⟨

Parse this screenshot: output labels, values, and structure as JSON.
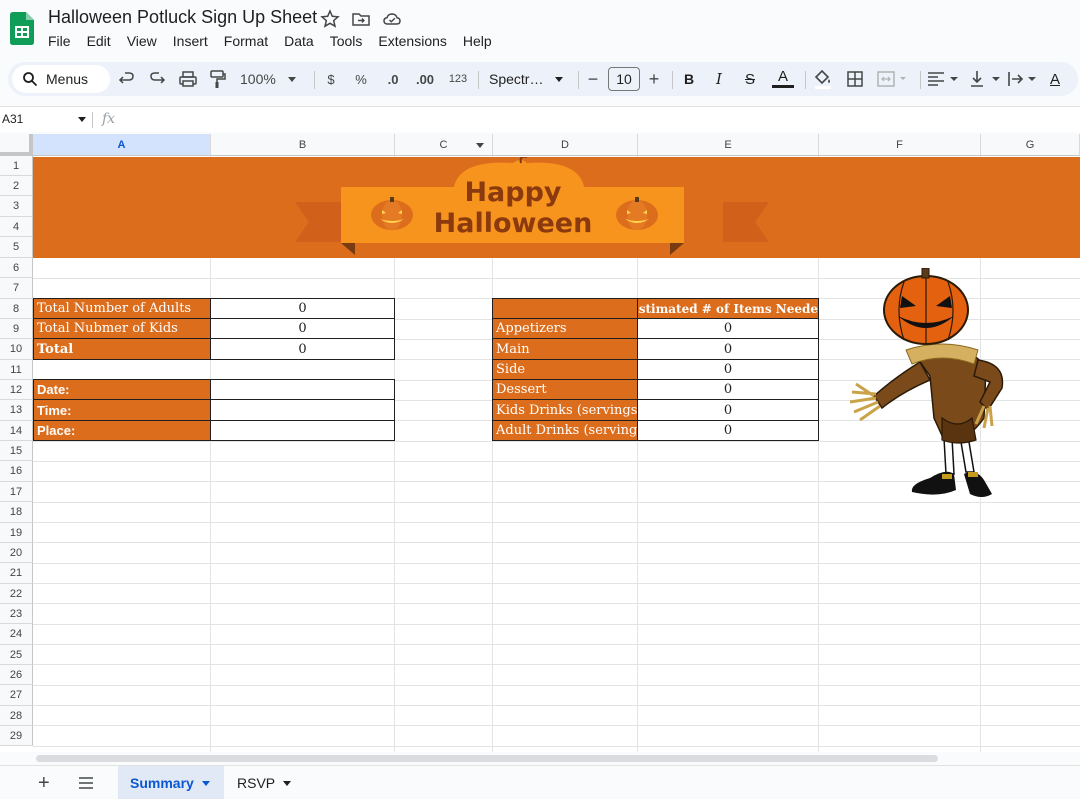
{
  "app": {
    "title": "Halloween Potluck Sign Up Sheet",
    "menu": [
      "File",
      "Edit",
      "View",
      "Insert",
      "Format",
      "Data",
      "Tools",
      "Extensions",
      "Help"
    ]
  },
  "toolbar": {
    "menus_label": "Menus",
    "zoom": "100%",
    "currency": "$",
    "percent": "%",
    "dec_decrease": ".0",
    "dec_increase": ".00",
    "number_format": "123",
    "font": "Spectr…",
    "font_size": "10",
    "minus": "−",
    "plus": "+",
    "bold": "B",
    "italic": "I",
    "strike": "S",
    "text_color": "A",
    "text_rotate": "A"
  },
  "formula_bar": {
    "cell_ref": "A31",
    "fx": "fx",
    "content": ""
  },
  "columns": [
    "A",
    "B",
    "C",
    "D",
    "E",
    "F",
    "G"
  ],
  "rows": [
    "1",
    "2",
    "3",
    "4",
    "5",
    "6",
    "7",
    "8",
    "9",
    "10",
    "11",
    "12",
    "13",
    "14",
    "15",
    "16",
    "17",
    "18",
    "19",
    "20",
    "21",
    "22",
    "23",
    "24",
    "25",
    "26",
    "27",
    "28",
    "29"
  ],
  "banner": {
    "line1": "Happy",
    "line2": "Halloween"
  },
  "summary_table": {
    "rows": [
      {
        "label": "Total Number of Adults",
        "value": "0"
      },
      {
        "label": "Total Nubmer of Kids",
        "value": "0"
      },
      {
        "label": "Total",
        "value": "0"
      }
    ]
  },
  "event_table": {
    "rows": [
      {
        "label": "Date:",
        "value": ""
      },
      {
        "label": "Time:",
        "value": ""
      },
      {
        "label": "Place:",
        "value": ""
      }
    ]
  },
  "items_table": {
    "header": "Estimated # of Items Needed",
    "rows": [
      {
        "label": "Appetizers",
        "value": "0"
      },
      {
        "label": "Main",
        "value": "0"
      },
      {
        "label": "Side",
        "value": "0"
      },
      {
        "label": "Dessert",
        "value": "0"
      },
      {
        "label": "Kids Drinks (servings)",
        "value": "0"
      },
      {
        "label": "Adult Drinks (servings)",
        "value": "0"
      }
    ]
  },
  "sheet_tabs": [
    {
      "label": "Summary",
      "active": true
    },
    {
      "label": "RSVP",
      "active": false
    }
  ],
  "colors": {
    "accent_orange": "#dc6d1c",
    "banner_ribbon": "#f7941d",
    "banner_text": "#8b3a0f",
    "selected_header": "#d3e3fd",
    "active_tab": "#e1e9f7"
  }
}
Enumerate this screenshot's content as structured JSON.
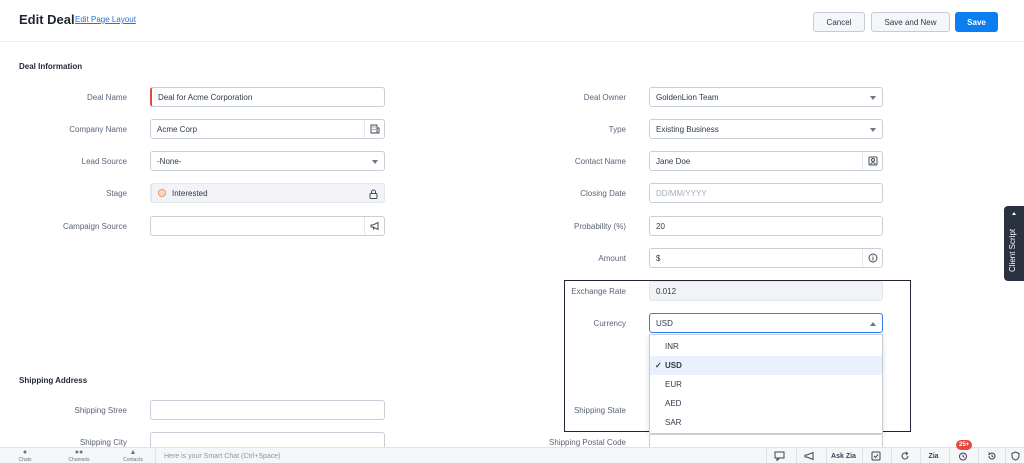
{
  "header": {
    "title": "Edit Deal",
    "edit_layout_link": "Edit Page Layout",
    "cancel_label": "Cancel",
    "save_new_label": "Save and New",
    "save_label": "Save"
  },
  "sections": {
    "deal_information": "Deal Information",
    "shipping_address": "Shipping Address"
  },
  "fields": {
    "deal_name": {
      "label": "Deal Name",
      "value": "Deal for Acme Corporation"
    },
    "company_name": {
      "label": "Company Name",
      "value": "Acme Corp"
    },
    "lead_source": {
      "label": "Lead Source",
      "value": "-None-"
    },
    "stage": {
      "label": "Stage",
      "value": "Interested"
    },
    "campaign_source": {
      "label": "Campaign Source",
      "value": ""
    },
    "deal_owner": {
      "label": "Deal Owner",
      "value": "GoldenLion Team"
    },
    "type": {
      "label": "Type",
      "value": "Existing Business"
    },
    "contact_name": {
      "label": "Contact Name",
      "value": "Jane Doe"
    },
    "closing_date": {
      "label": "Closing Date",
      "placeholder": "DD/MM/YYYY"
    },
    "probability": {
      "label": "Probability (%)",
      "value": "20"
    },
    "amount": {
      "label": "Amount",
      "value": "$"
    },
    "exchange_rate": {
      "label": "Exchange Rate",
      "value": "0.012"
    },
    "currency": {
      "label": "Currency",
      "value": "USD"
    },
    "shipping_street": {
      "label": "Shipping Stree",
      "value": ""
    },
    "shipping_city": {
      "label": "Shipping City",
      "value": ""
    },
    "shipping_state": {
      "label": "Shipping State"
    },
    "shipping_postal_code": {
      "label": "Shipping Postal Code",
      "value": ""
    }
  },
  "currency_dropdown": {
    "options": [
      "INR",
      "USD",
      "EUR",
      "AED",
      "SAR"
    ],
    "selected": "USD",
    "check": "✓"
  },
  "client_script": {
    "label": "Client Script"
  },
  "bottombar": {
    "chats": "Chats",
    "channels": "Channels",
    "contacts": "Contacts",
    "smart_chat_placeholder": "Here is your Smart Chat (Ctrl+Space)",
    "ask_zia": "Ask Zia",
    "zia_label": "Zia",
    "notification_count": "25+"
  },
  "colors": {
    "primary": "#0b7ff0",
    "mandatory": "#e5483e",
    "highlight_border": "#1f2533",
    "dropdown_selected": "#e9f1fc"
  }
}
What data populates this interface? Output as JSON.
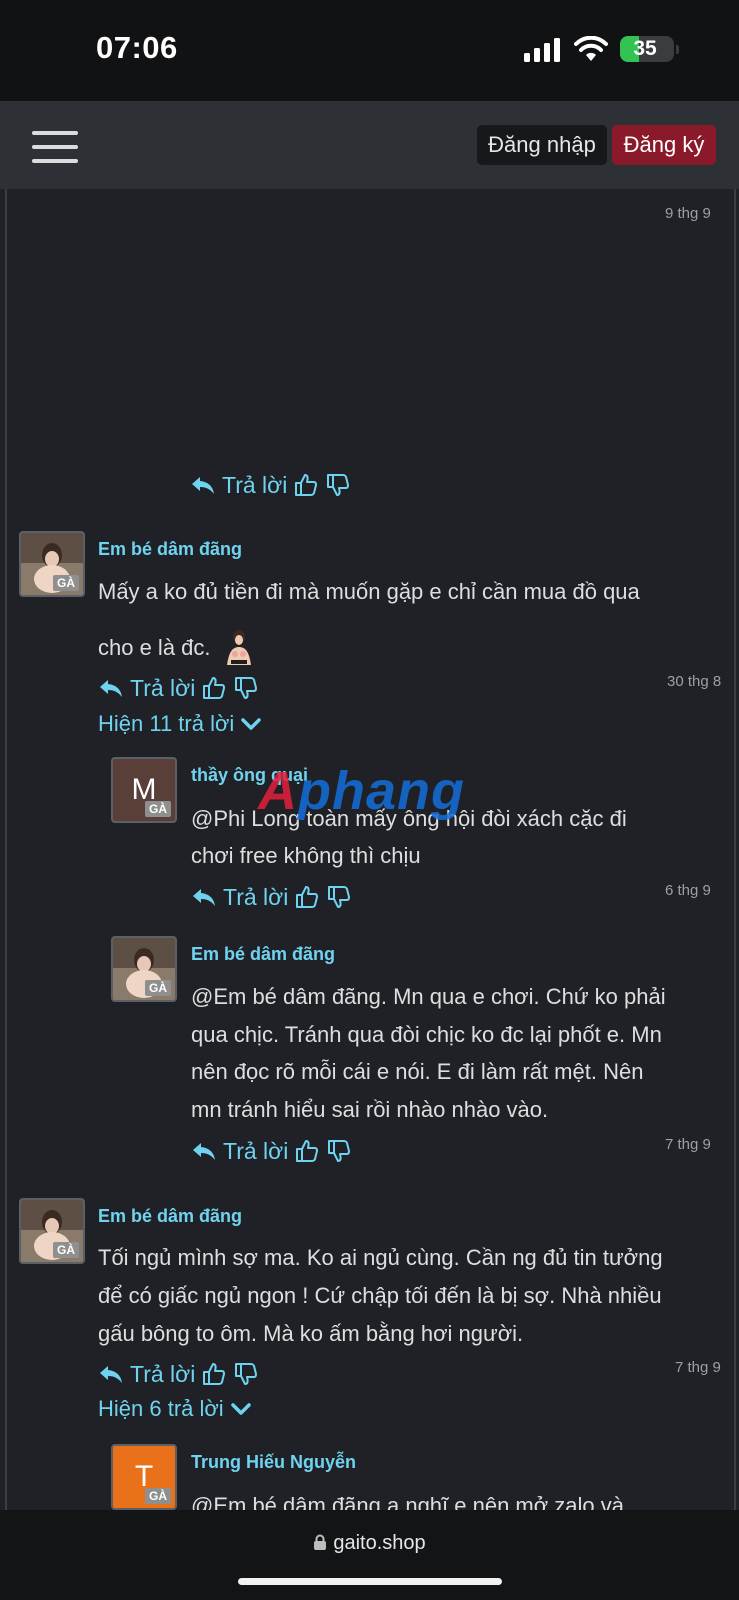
{
  "status_bar": {
    "time": "07:06",
    "battery": "35",
    "battery_level": 0.35
  },
  "navbar": {
    "login_label": "Đăng nhập",
    "register_label": "Đăng ký"
  },
  "comments": [
    {
      "date": "9 thg 9",
      "reply_label": "Trả lời"
    },
    {
      "author": "Em bé dâm đãng",
      "text_line1": "Mấy a ko đủ tiền đi mà muốn gặp e chỉ cần mua đồ qua",
      "text_line2": "cho e là đc.",
      "date": "30 thg 8",
      "reply_label": "Trả lời",
      "show_replies": "Hiện 11 trả lời",
      "badge": "GÀ",
      "replies": [
        {
          "author": "thầy ông quại",
          "avatar_letter": "M",
          "badge": "GÀ",
          "text_line1": "@Phi Long toàn mấy ông hội đòi xách cặc đi",
          "text_line2": "chơi free không thì chịu",
          "date": "6 thg 9",
          "reply_label": "Trả lời"
        },
        {
          "author": "Em bé dâm đãng",
          "badge": "GÀ",
          "text_line1": "@Em bé dâm đãng. Mn qua e chơi. Chứ ko phải",
          "text_line2": "qua chịc. Tránh qua đòi chịc ko đc lại phốt e. Mn",
          "text_line3": "nên đọc rõ mỗi cái e nói. E đi làm rất mệt. Nên",
          "text_line4": "mn tránh hiểu sai rồi nhào nhào vào.",
          "date": "7 thg 9",
          "reply_label": "Trả lời"
        }
      ]
    },
    {
      "author": "Em bé dâm đãng",
      "badge": "GÀ",
      "text_line1": "Tối ngủ mình sợ ma. Ko ai ngủ cùng. Cần ng đủ tin tưởng",
      "text_line2": "để có giấc ngủ ngon ! Cứ chập tối đến là bị sợ. Nhà nhiều",
      "text_line3": "gấu bông to ôm. Mà ko ấm bằng hơi người.",
      "date": "7 thg 9",
      "reply_label": "Trả lời",
      "show_replies": "Hiện 6 trả lời",
      "replies": [
        {
          "author": "Trung Hiếu Nguyễn",
          "avatar_letter": "T",
          "badge": "GÀ",
          "text_line1": "@Em bé dâm đãng a nghĩ e nên mở zalo và"
        }
      ]
    }
  ],
  "watermark": {
    "part1": "A",
    "part2": "phang"
  },
  "browser": {
    "url": "gaito.shop"
  },
  "colors": {
    "accent": "#6fd3f0",
    "register": "#8a1a2a",
    "background": "#1f2126"
  }
}
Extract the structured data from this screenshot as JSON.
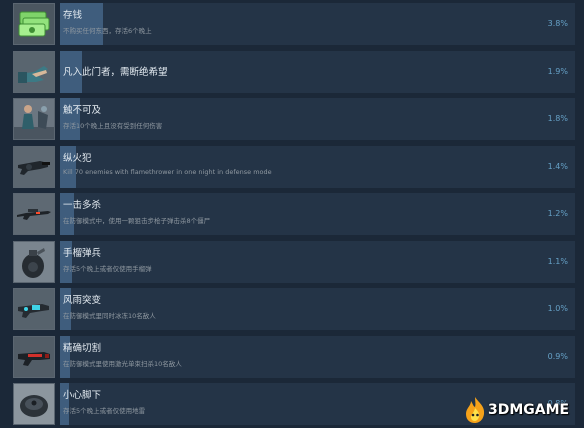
{
  "achievements": [
    {
      "title": "存钱",
      "desc": "不购买任何东西，存活6个晚上",
      "percent_label": "3.8%",
      "fill": 0.038,
      "icon": "cash-stack-icon"
    },
    {
      "title": "凡入此门者，需断绝希望",
      "desc": "",
      "percent_label": "1.9%",
      "fill": 0.019,
      "icon": "pointing-hand-icon"
    },
    {
      "title": "触不可及",
      "desc": "存活10个晚上且没有受到任何伤害",
      "percent_label": "1.8%",
      "fill": 0.018,
      "icon": "untouchable-figure-icon"
    },
    {
      "title": "纵火犯",
      "desc": "Kill 70 enemies with flamethrower in one night in defense mode",
      "percent_label": "1.4%",
      "fill": 0.014,
      "icon": "flamethrower-icon"
    },
    {
      "title": "一击多杀",
      "desc": "在防御模式中，使用一颗狙击步枪子弹击杀8个僵尸",
      "percent_label": "1.2%",
      "fill": 0.012,
      "icon": "sniper-rifle-icon"
    },
    {
      "title": "手榴弹兵",
      "desc": "存活5个晚上或者仅使用手榴弹",
      "percent_label": "1.1%",
      "fill": 0.011,
      "icon": "grenade-icon"
    },
    {
      "title": "风雨突变",
      "desc": "在防御模式里同时冰冻10名敌人",
      "percent_label": "1.0%",
      "fill": 0.01,
      "icon": "freeze-gun-icon"
    },
    {
      "title": "精确切割",
      "desc": "在防御模式里使用激光单束扫杀10名敌人",
      "percent_label": "0.9%",
      "fill": 0.009,
      "icon": "laser-gun-icon"
    },
    {
      "title": "小心脚下",
      "desc": "存活5个晚上或者仅使用地雷",
      "percent_label": "0.8%",
      "fill": 0.008,
      "icon": "landmine-icon"
    }
  ],
  "watermark": {
    "text": "3DMGAME",
    "icon": "flame-logo-icon"
  },
  "colors": {
    "background": "#1b2838",
    "bar": "#243447",
    "fill": "#3f5d7d",
    "percent": "#66a1c7",
    "title": "#e5ecf2",
    "desc": "#8f98a0"
  }
}
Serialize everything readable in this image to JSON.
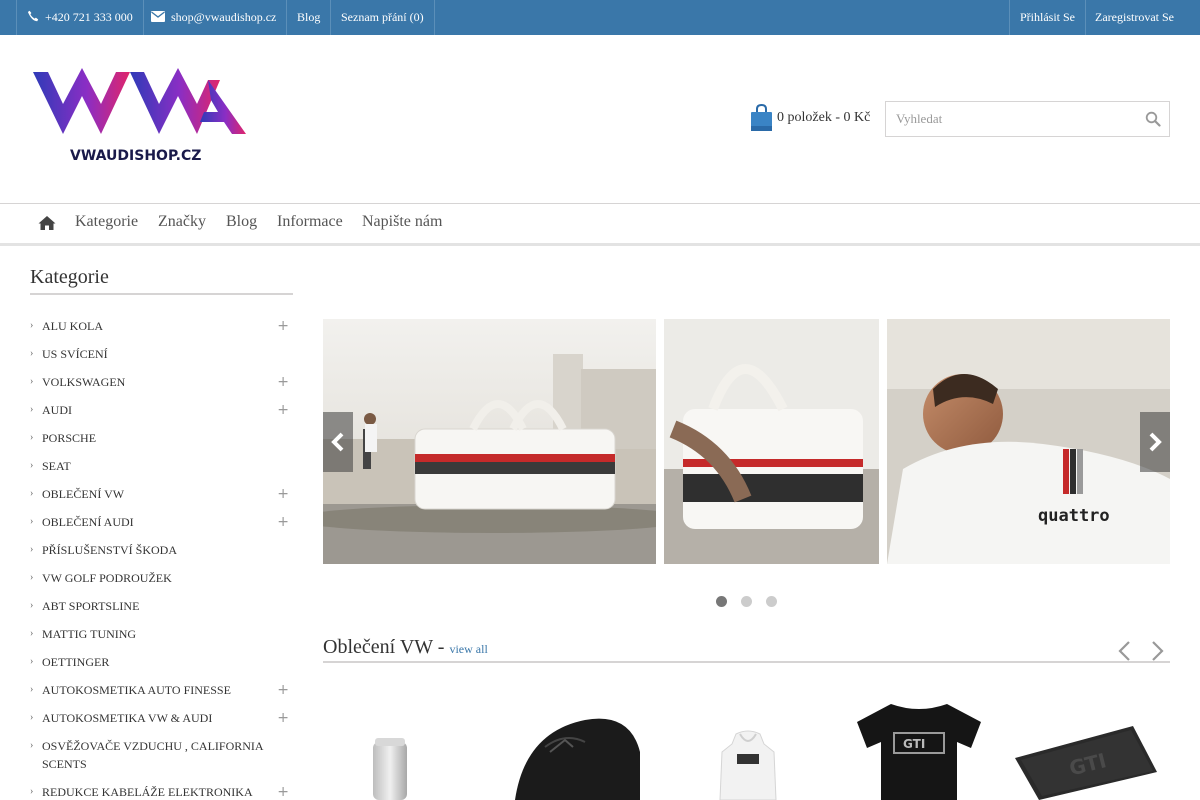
{
  "topbar": {
    "phone": "+420 721 333 000",
    "email": "shop@vwaudishop.cz",
    "blog": "Blog",
    "wishlist": "Seznam přání (0)",
    "login": "Přihlásit Se",
    "register": "Zaregistrovat Se"
  },
  "logo": {
    "wordmark": "VWA",
    "text": "VWAUDISHOP.CZ"
  },
  "cart": {
    "summary": "0 položek - 0 Kč"
  },
  "search": {
    "placeholder": "Vyhledat"
  },
  "nav": {
    "items": [
      {
        "label": "Kategorie"
      },
      {
        "label": "Značky"
      },
      {
        "label": "Blog"
      },
      {
        "label": "Informace"
      },
      {
        "label": "Napište nám"
      }
    ]
  },
  "sidebar": {
    "title": "Kategorie",
    "items": [
      {
        "label": "ALU KOLA",
        "expandable": true
      },
      {
        "label": "US SVÍCENÍ",
        "expandable": false
      },
      {
        "label": "VOLKSWAGEN",
        "expandable": true
      },
      {
        "label": "AUDI",
        "expandable": true
      },
      {
        "label": "PORSCHE",
        "expandable": false
      },
      {
        "label": "SEAT",
        "expandable": false
      },
      {
        "label": "OBLEČENÍ VW",
        "expandable": true
      },
      {
        "label": "OBLEČENÍ AUDI",
        "expandable": true
      },
      {
        "label": "PŘÍSLUŠENSTVÍ ŠKODA",
        "expandable": false
      },
      {
        "label": "VW GOLF PODROUŽEK",
        "expandable": false
      },
      {
        "label": "ABT SPORTSLINE",
        "expandable": false
      },
      {
        "label": "MATTIG TUNING",
        "expandable": false
      },
      {
        "label": "OETTINGER",
        "expandable": false
      },
      {
        "label": "AUTOKOSMETIKA AUTO FINESSE",
        "expandable": true
      },
      {
        "label": "AUTOKOSMETIKA VW & AUDI",
        "expandable": true
      },
      {
        "label": "OSVĚŽOVAČE VZDUCHU , CALIFORNIA SCENTS",
        "expandable": false
      },
      {
        "label": "REDUKCE KABELÁŽE ELEKTRONIKA",
        "expandable": true
      }
    ]
  },
  "slider": {
    "slide_count": 3,
    "active_index": 0,
    "quattro_text": "quattro"
  },
  "section": {
    "title": "Oblečení VW - ",
    "view_all": "view all"
  },
  "products": [
    {
      "icon": "air-freshener-can"
    },
    {
      "icon": "black-cap"
    },
    {
      "icon": "white-hoodie"
    },
    {
      "icon": "black-gti-tshirt",
      "print": "GTI"
    },
    {
      "icon": "gti-floor-mat",
      "print": "GTI"
    }
  ],
  "colors": {
    "topbar": "#3a77a9",
    "accent": "#3a77a9",
    "dot_active": "#777777",
    "dot_inactive": "#cccccc"
  }
}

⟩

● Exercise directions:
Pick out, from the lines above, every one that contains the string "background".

● Written solution:
    "background": "#1f2126"
    "background": "#1b2838",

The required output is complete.